Investigating stopover habitat usage by songbirds at Tommy Thompson Park, a man-made urban peninsula
Thanks to their high mobility and visibility, birds are a model system for both migratory research and conservation efforts, especially in light of recent declines in songbird populations. However, despite the steady increase in urbanization along migration corridors, artificially-created habitats have not been well studied compared to other types of migration stopover sites. Using bird banding data collected at Tommy Thompson Park, a man-made peninsula located in Toronto on the northern shore of Lake Ontario, we are asking how different groups of songbirds make use of the various habitats. Construction of the peninsula began in 1959 and current habitats represent a range in succession from grasslands to cottonwood forests; thickets and wetland habitats are also present. In total, 53,984 birds of 124 species were banded during standardized spring and fall banding operations from 2003-2014, of which, 75 species with n≥25 individuals sampled were used for multivariate analyses. Habitat measures for the 15 mist nets used to capture the birds in the study area include shrub density, canopy and ground cover, canopy height, direction and proximity to water, while the sizes, taxonomic divisions, and both feeding and breeding guilds of the focal bird species were considered in the analyses.

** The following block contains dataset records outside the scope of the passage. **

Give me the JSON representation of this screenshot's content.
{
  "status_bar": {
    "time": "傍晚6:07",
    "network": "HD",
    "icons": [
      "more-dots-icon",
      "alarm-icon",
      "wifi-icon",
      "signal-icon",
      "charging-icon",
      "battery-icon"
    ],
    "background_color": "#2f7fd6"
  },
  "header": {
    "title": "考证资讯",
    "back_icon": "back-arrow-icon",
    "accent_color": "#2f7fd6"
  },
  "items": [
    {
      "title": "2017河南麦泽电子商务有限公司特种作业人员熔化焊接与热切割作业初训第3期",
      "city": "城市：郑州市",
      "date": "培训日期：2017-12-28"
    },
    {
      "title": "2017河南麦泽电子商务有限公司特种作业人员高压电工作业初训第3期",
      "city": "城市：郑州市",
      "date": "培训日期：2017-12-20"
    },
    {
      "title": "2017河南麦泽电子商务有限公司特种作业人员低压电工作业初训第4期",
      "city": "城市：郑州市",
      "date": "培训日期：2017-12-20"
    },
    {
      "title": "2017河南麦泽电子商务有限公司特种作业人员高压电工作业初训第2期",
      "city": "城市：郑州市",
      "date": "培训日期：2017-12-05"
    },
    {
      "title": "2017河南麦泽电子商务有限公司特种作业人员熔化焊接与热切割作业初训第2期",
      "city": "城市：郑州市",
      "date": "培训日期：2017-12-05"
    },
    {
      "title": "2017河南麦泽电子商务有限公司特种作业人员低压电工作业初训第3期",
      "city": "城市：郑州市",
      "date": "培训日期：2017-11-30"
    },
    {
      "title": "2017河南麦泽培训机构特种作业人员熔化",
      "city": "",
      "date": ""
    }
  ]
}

Results show that 51 out of 75 focal species were caught more often (p<0.05) in some nets relative to others. Notable patterns include: (i) omnivorous, ground-foraging thrushes were found mostly in closed-canopy stands; (ii) granivorous ground-foraging sparrows were typically caught in open-canopy shrubby habitat next to the shoreline; (iii) woodpeckers, blackbirds and insect-gleaning kinglets were mainly found in shrubby areas further back from shore; and (iv) various species of lower-canopy insectivorous warblers, vireos and flycatchers were found in all three habitat types. Including rare species (n<25), nets in medium to high-density grass and shrubland with open canopies caught the greatest diversity and numbers of birds. These results indicate that, in order to make a stopover site useful to as many generalist and habitat-specific songbirds as possible, various microhabitats are necessary with low-level shrubs and grasses as the predominant feature and both open- and closed-canopy stands of trees present. As human land use continues to expand, migratory birds will become increasingly reliant on patches of urban wilderness for survival, including artificially-created stopover sites like Tommy Thompson Park, and studies such as this one will provide recommendations for creating and managing these habitats effectively.